**Supplied data**
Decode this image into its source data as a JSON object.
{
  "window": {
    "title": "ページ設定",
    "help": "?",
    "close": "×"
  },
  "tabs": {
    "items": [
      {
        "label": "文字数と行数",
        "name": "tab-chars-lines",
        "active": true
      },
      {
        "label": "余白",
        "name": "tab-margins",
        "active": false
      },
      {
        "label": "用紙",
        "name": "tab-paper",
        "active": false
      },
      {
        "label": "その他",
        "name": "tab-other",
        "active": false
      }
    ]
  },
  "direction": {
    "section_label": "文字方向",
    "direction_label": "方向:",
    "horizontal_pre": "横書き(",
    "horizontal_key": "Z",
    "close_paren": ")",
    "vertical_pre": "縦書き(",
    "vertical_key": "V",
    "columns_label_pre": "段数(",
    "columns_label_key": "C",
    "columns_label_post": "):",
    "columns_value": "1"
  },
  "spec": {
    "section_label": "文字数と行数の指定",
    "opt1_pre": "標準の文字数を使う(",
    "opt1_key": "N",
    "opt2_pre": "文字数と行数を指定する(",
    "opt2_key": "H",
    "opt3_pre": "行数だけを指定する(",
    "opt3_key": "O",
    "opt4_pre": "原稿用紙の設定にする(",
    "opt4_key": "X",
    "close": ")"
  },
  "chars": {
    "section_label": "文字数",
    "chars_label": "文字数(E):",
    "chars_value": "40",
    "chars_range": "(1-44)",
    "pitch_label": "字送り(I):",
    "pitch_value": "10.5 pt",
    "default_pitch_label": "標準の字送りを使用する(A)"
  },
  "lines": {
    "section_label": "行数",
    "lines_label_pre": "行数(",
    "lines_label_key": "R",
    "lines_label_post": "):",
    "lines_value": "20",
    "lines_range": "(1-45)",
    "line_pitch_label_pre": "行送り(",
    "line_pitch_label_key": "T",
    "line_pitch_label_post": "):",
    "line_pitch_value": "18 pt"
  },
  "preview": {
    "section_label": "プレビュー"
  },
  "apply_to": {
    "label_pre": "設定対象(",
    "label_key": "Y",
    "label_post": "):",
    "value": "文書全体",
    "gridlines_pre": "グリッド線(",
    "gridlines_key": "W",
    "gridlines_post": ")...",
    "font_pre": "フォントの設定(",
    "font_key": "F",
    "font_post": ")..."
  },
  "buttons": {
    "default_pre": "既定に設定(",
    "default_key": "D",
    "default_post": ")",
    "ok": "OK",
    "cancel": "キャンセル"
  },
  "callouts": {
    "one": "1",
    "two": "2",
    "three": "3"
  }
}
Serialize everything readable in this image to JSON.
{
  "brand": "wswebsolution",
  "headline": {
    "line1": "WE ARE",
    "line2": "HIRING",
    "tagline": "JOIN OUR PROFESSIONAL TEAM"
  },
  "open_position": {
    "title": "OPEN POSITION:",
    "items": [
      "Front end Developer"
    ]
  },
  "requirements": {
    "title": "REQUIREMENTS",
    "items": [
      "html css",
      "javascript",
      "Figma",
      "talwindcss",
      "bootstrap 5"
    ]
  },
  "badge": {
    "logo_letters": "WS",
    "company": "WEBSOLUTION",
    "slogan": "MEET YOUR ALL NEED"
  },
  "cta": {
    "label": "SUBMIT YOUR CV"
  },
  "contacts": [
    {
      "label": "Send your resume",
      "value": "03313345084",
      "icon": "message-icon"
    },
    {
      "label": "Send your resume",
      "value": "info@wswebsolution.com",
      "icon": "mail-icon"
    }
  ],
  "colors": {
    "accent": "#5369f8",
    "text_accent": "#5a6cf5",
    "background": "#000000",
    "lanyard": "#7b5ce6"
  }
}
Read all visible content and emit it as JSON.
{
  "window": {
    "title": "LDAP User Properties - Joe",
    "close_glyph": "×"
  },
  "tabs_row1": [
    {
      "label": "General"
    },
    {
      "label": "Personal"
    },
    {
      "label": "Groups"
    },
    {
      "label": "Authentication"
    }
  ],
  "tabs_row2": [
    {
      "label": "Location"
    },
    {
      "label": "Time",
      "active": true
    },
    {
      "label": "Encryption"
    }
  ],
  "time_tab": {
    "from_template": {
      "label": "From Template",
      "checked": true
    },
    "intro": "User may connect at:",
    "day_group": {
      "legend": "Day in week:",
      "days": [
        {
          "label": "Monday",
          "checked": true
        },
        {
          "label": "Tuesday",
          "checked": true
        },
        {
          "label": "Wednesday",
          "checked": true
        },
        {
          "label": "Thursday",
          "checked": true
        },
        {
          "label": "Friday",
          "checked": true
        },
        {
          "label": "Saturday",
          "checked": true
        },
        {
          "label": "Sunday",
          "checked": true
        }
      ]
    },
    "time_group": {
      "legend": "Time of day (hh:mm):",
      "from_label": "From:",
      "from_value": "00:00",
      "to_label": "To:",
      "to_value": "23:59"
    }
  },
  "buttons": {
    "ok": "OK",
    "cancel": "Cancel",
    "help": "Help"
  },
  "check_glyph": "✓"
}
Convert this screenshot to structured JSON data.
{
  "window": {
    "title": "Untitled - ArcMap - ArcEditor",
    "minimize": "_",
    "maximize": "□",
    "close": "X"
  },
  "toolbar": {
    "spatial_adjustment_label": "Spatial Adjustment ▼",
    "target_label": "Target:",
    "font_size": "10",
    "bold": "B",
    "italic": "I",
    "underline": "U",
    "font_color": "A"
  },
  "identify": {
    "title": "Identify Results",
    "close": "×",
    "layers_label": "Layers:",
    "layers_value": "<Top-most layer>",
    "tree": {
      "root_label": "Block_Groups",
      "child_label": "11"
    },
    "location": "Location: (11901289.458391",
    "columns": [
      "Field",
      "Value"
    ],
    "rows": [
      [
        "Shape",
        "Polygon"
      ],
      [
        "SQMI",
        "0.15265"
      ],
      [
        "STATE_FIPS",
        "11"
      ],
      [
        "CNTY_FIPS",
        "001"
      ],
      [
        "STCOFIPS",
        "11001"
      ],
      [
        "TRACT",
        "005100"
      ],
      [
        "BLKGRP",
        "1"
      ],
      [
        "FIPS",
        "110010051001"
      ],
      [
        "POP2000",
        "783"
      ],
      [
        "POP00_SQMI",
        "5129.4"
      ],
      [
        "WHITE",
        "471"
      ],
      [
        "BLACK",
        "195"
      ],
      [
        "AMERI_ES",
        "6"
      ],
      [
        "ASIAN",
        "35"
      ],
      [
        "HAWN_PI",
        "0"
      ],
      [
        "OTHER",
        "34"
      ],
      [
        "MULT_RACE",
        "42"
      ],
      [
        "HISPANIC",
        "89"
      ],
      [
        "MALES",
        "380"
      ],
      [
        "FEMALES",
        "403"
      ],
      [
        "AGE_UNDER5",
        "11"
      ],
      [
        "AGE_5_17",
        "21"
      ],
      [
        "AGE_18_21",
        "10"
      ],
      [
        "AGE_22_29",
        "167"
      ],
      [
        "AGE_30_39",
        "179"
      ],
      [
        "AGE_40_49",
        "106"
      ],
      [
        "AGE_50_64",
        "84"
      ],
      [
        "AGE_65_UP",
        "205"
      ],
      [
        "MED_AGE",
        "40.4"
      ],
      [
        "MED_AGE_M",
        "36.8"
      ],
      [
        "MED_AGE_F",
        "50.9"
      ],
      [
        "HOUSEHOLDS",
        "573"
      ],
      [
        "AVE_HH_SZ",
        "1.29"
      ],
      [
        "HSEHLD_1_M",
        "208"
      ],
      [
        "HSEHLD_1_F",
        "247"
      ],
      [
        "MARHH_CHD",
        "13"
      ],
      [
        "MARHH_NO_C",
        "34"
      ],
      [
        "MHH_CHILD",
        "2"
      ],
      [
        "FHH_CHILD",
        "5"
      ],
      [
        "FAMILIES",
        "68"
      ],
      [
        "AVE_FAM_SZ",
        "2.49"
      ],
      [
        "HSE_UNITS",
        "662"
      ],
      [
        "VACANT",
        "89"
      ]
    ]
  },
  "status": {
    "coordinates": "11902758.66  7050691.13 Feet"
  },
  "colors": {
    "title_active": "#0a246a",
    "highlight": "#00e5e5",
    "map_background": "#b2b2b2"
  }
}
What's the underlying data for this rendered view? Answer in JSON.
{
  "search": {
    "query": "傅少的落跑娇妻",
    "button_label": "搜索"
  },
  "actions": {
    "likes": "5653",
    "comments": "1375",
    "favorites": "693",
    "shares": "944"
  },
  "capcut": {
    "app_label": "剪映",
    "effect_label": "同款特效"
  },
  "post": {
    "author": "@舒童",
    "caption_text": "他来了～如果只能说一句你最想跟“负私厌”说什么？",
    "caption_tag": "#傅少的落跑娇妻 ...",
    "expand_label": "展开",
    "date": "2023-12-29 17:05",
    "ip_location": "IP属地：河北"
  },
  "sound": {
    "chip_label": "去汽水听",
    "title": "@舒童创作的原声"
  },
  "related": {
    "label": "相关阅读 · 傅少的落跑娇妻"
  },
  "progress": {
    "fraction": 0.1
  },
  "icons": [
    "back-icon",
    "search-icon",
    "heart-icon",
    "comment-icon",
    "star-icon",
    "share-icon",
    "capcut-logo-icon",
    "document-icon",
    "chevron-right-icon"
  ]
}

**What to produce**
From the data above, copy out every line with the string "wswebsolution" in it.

**Written solution**
  "brand": "wswebsolution",
      "value": "info@wswebsolution.com",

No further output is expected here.